A targeted approach requires an organization to identify those most at risk and cater interventions to that specific group. Had the government and the international community taken a targeted approach in the initial relief phase, they could have taken steps to protect women from sexual and other physical violence. For instance, one NGO, People in Need, argued that, instead of leaving women in unsecured shelter, implementing organizations could have provided locks for households composed exclusively of women and children. However, the entire aid regime ignored these possibilities when developing a plan for the relief phase.


In short, the blanket approach was effective — and even necessary, perhaps — in the immediate aftermath of the earthquake, where nearly everyone in earthquake-affected communities needed food and shelter to ensure their survival. However, the central failure of the government and the international community since the relief phase has been their choosing to maintain this approach, or failing to convince local communities of the importance of targeting aid to the most needy.

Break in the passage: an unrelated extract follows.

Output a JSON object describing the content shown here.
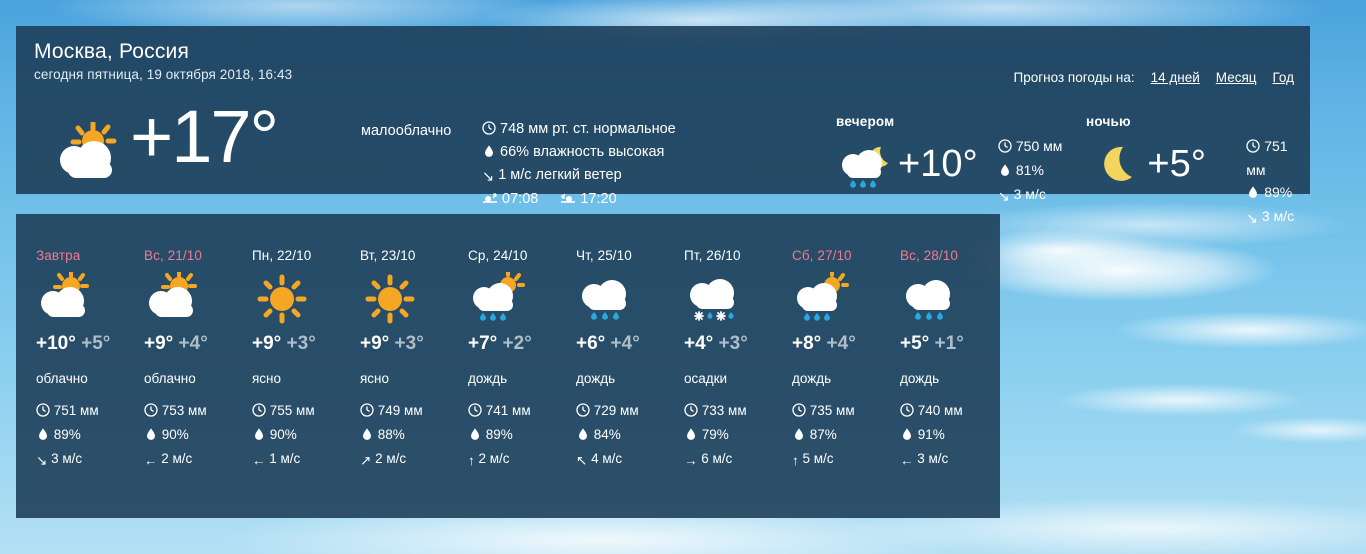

Ensuring equal treatment for all people is equitable; rather, it produces increasingly inequitable results by not concentrating resources on those who need it most.

Haley McCoin and Raheem Chaudhry are AidData Summer Fellows working in Kathmandu with Nepal Monitor this summer. Haley and Raheem are both students at The University of Texas, Austin, where they work for Innovations for Peace and Development, a research organization affiliated with AidData. Haley is pursuing a degree in International Relations and is specializing in Middle East Studies and Arabic. Raheem is pursuing his Masters in Public Affairs and anticipates graduating this August.